Automotive manufacturing is a costly business, with time, labour, supplies and research making for an expensive operation.

That’s why Tesla, for example, has taken years to get to a stage of mass production for the general car-buying audience, with its ‘affordable’ car due out in the next year.

Electric Vehicle

Detroit Electric, a company that announced its own plans to do something similar in the sports car area in 2013, has been struggling to keep up. Its first release was last year.

However, things could be changing pretty soon.

The company has revealed a partnership with Chinese company Far East Smarter Energy Group, which specialises in electrics and battery technology.

The deal is worth $1.8bn and will see the US company bring out two more EV models in the next few years. As part of the venture, $370m will go into Detroit Electric’s European operations, with some funds earmarked for expanding its UK facilities.

According to Autoblog, the duo will also look at building a new facility, presumably in the US, to help with design, R&D, testing and production.

“According to their aggressive plan, that will enable them to develop an all-electric SUV and begin production in 2018. That model will be quickly followed by a third EV for 2020, at which point, Detroit Electric hopes to be selling 100,000 cars a year globally,” it said.

The EV landscape is getting quite busy. Alongside Tesla sits a range of established automotive giants such as Volkswagen, Daimler, Nissan and Audi. Google, Apple and Alibaba are involved in their own operations and other, smaller operators are beginning to emerge.

For example, in January, a company called Faraday Future launched the FF 91, capable of accelerating from zero to 100kph in a blistering 2.39 seconds, just surpassing the Tesla S P100D’s 2.5 seconds.

According to The Guardian, Faraday Future’s senior vice-president, Nick Sampson, added that it would also feature a semi-autonomous driving system – referred to as a “driverless valet” – that would allow the car to park itself.

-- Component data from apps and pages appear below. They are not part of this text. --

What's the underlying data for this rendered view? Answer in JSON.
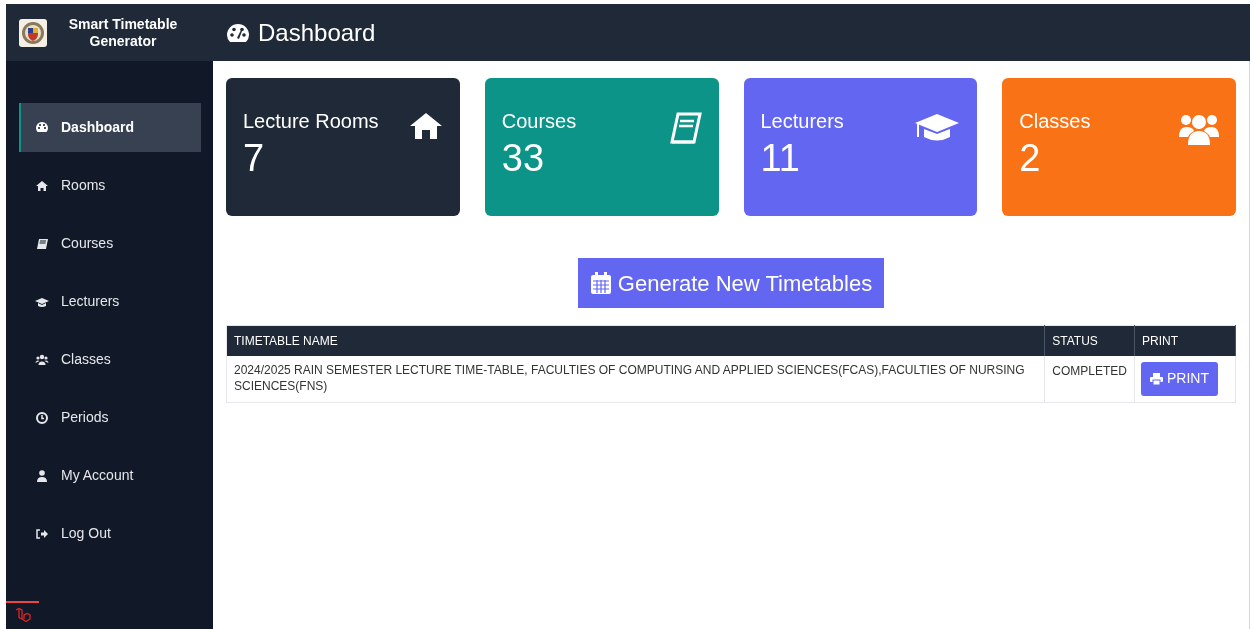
{
  "app": {
    "title": "Smart Timetable Generator"
  },
  "header": {
    "title": "Dashboard"
  },
  "sidebar": {
    "items": [
      {
        "label": "Dashboard",
        "selected": true
      },
      {
        "label": "Rooms",
        "selected": false
      },
      {
        "label": "Courses",
        "selected": false
      },
      {
        "label": "Lecturers",
        "selected": false
      },
      {
        "label": "Classes",
        "selected": false
      },
      {
        "label": "Periods",
        "selected": false
      },
      {
        "label": "My Account",
        "selected": false
      },
      {
        "label": "Log Out",
        "selected": false
      }
    ]
  },
  "cards": [
    {
      "label": "Lecture Rooms",
      "value": "7",
      "color": "#1f2937"
    },
    {
      "label": "Courses",
      "value": "33",
      "color": "#0d9488"
    },
    {
      "label": "Lecturers",
      "value": "11",
      "color": "#6366f1"
    },
    {
      "label": "Classes",
      "value": "2",
      "color": "#f97316"
    }
  ],
  "generate_button": {
    "label": "Generate New Timetables"
  },
  "table": {
    "columns": [
      "TIMETABLE NAME",
      "STATUS",
      "PRINT"
    ],
    "rows": [
      {
        "name": "2024/2025 RAIN SEMESTER LECTURE TIME-TABLE, FACULTIES OF COMPUTING AND APPLIED SCIENCES(FCAS),FACULTIES OF NURSING SCIENCES(FNS)",
        "status": "COMPLETED",
        "action": "PRINT"
      }
    ]
  }
}
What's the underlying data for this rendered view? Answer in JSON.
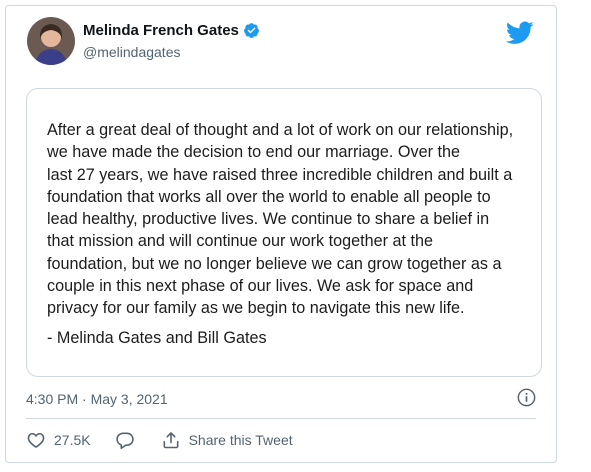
{
  "tweet": {
    "author": {
      "display_name": "Melinda French Gates",
      "handle": "@melindagates",
      "verified": true
    },
    "statement": {
      "lines": [
        "After a great deal of thought and a lot of work on our relationship,",
        "we have made the decision to end our marriage. Over the",
        "last 27 years, we have raised three incredible children and built a",
        "foundation that works all over the world to enable all people to",
        "lead healthy, productive lives. We continue to share a belief in",
        "that mission and will continue our work together at the",
        "foundation, but we no longer believe we can grow together as a",
        "couple in this next phase of our lives. We ask for space and",
        "privacy for our family as we begin to navigate this new life."
      ],
      "signature": "- Melinda Gates and Bill Gates"
    },
    "timestamp": "4:30 PM · May 3, 2021",
    "actions": {
      "like_count": "27.5K",
      "share_label": "Share this Tweet"
    }
  },
  "icons": {
    "brand": "twitter-bird-icon",
    "verified": "verified-badge-icon",
    "info": "info-icon",
    "like": "heart-icon",
    "reply": "reply-bubble-icon",
    "share": "share-icon"
  },
  "colors": {
    "brand_blue": "#1d9bf0",
    "secondary_text": "#536471",
    "border": "#cfd9de"
  }
}
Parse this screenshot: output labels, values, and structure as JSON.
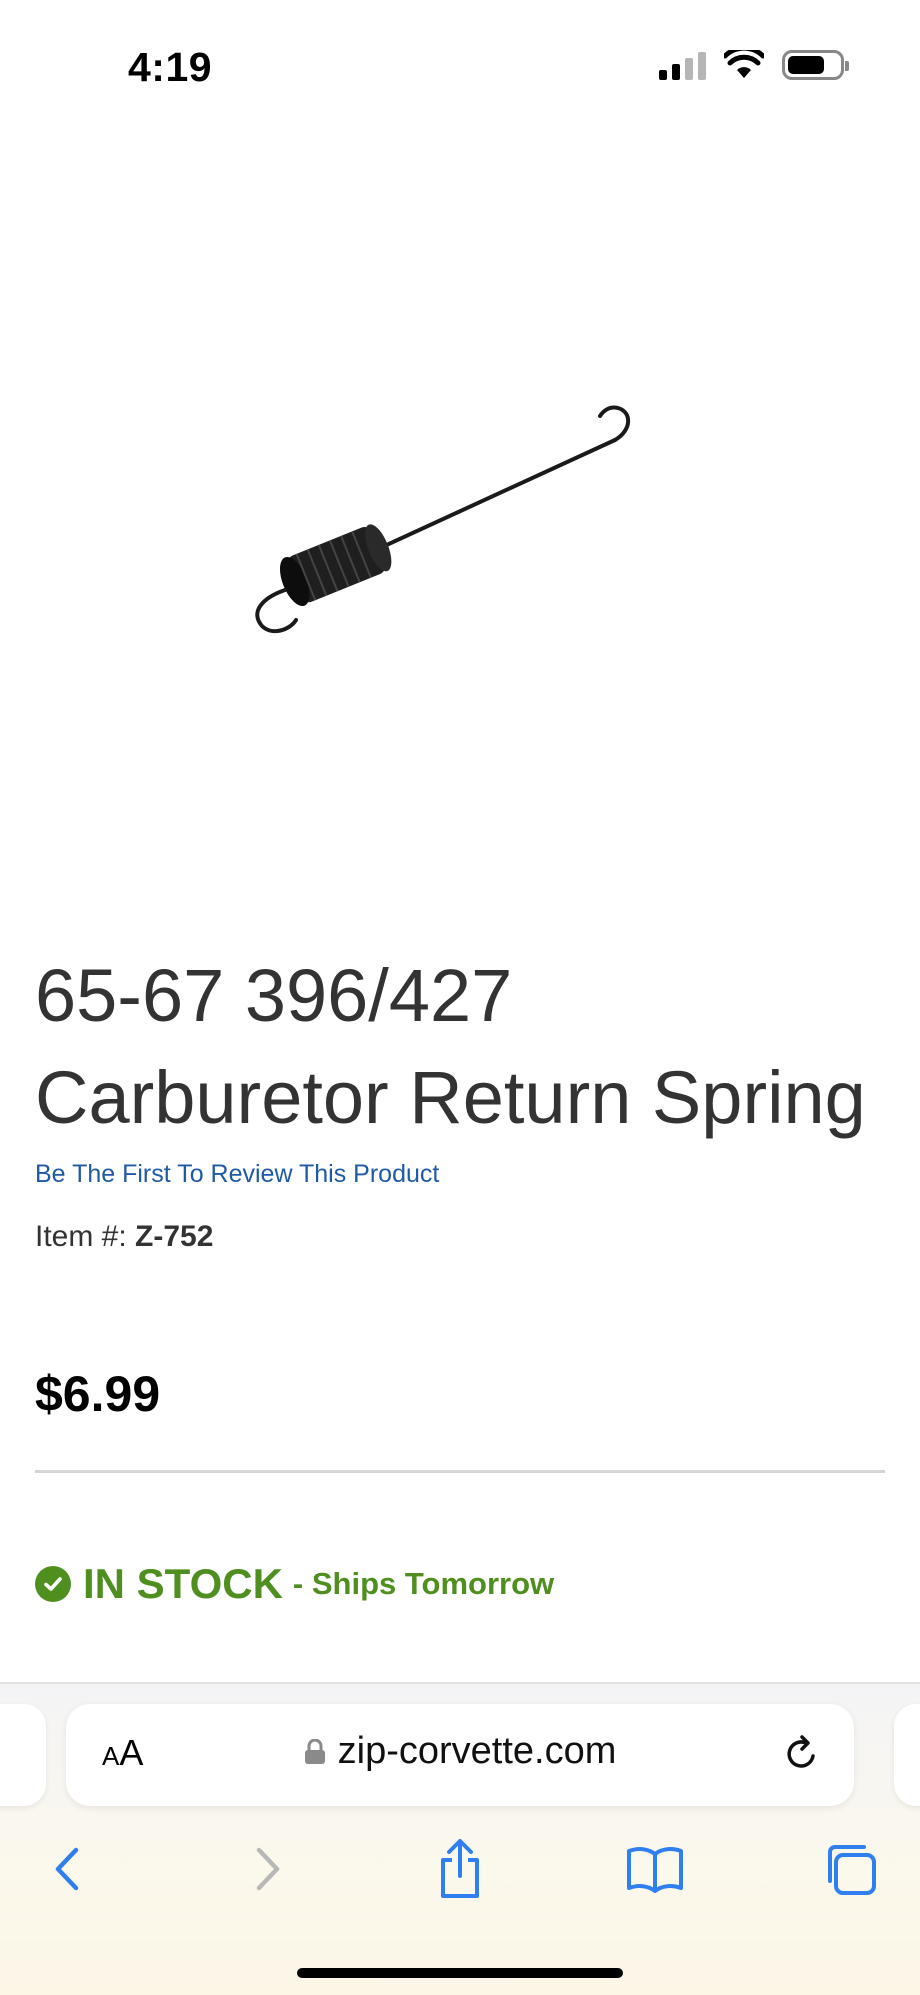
{
  "status_bar": {
    "time": "4:19",
    "icons": [
      "cellular-signal-icon",
      "wifi-icon",
      "battery-icon"
    ]
  },
  "product": {
    "image_icon": "spring-icon",
    "title_line1": "65-67 396/427",
    "title_line2": "Carburetor Return Spring",
    "review_link": "Be The First To Review This Product",
    "item_label": "Item #: ",
    "item_number": "Z-752",
    "price": "$6.99",
    "stock_status": "IN STOCK",
    "shipping": "- Ships Tomorrow"
  },
  "browser": {
    "aa_label_small": "A",
    "aa_label_large": "A",
    "url": "zip-corvette.com",
    "toolbar": [
      "back-icon",
      "forward-icon",
      "share-icon",
      "bookmarks-icon",
      "tabs-icon"
    ]
  },
  "colors": {
    "link": "#1f5aa6",
    "stock_green": "#4f8f1f",
    "title_text": "#333333",
    "accent_blue": "#2f7ff0"
  }
}
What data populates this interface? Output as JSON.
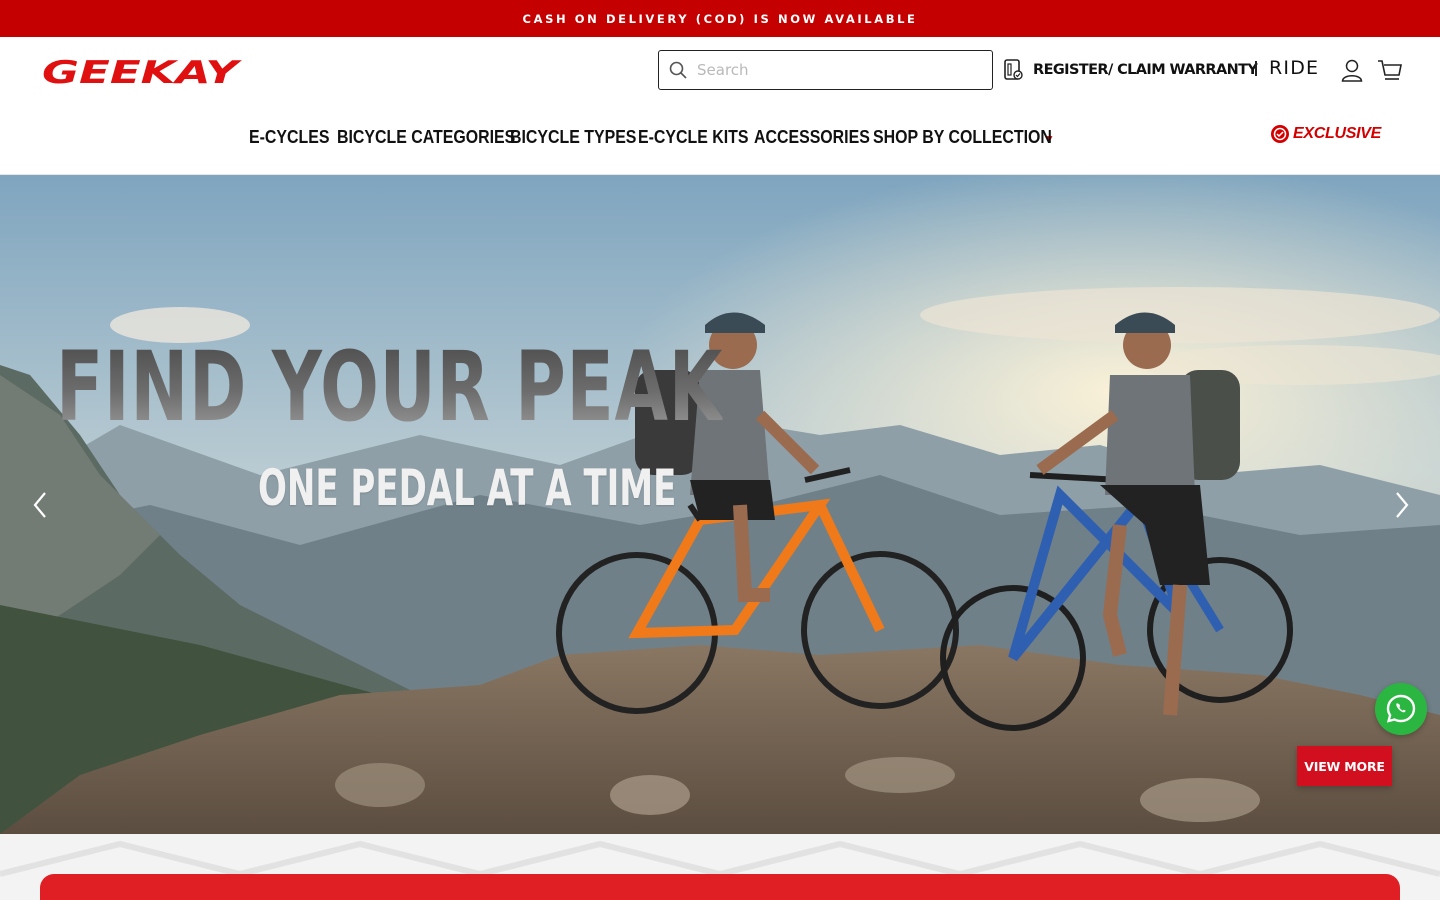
{
  "announcement": {
    "text": "CASH ON DELIVERY (COD) IS NOW AVAILABLE"
  },
  "header": {
    "logo_text": "GEEKAY",
    "search": {
      "placeholder": "Search",
      "value": ""
    },
    "warranty_link": "REGISTER/ CLAIM WARRANTY",
    "ride_link": "RIDE",
    "icons": [
      "search-icon",
      "warranty-icon",
      "account-icon",
      "cart-icon"
    ]
  },
  "nav": {
    "items": [
      {
        "label": "E-CYCLES"
      },
      {
        "label": "BICYCLE CATEGORIES"
      },
      {
        "label": "BICYCLE TYPES"
      },
      {
        "label": "E-CYCLE KITS"
      },
      {
        "label": "ACCESSORIES"
      },
      {
        "label": "SHOP BY COLLECTION"
      }
    ],
    "more_caret": "▼",
    "exclusive_label": "EXCLUSIVE"
  },
  "hero": {
    "headline": "FIND YOUR PEAK",
    "subheadline": "ONE PEDAL AT A TIME",
    "cta_label": "VIEW MORE",
    "prev_icon": "chevron-left-icon",
    "next_icon": "chevron-right-icon"
  },
  "floating": {
    "whatsapp_icon": "whatsapp-icon"
  },
  "colors": {
    "brand_red": "#c40000",
    "accent_red": "#d10f1f",
    "whatsapp_green": "#2ab640"
  }
}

Gordon Hunt is a journalist at Siliconrepublic.com

editorial@siliconrepublic.com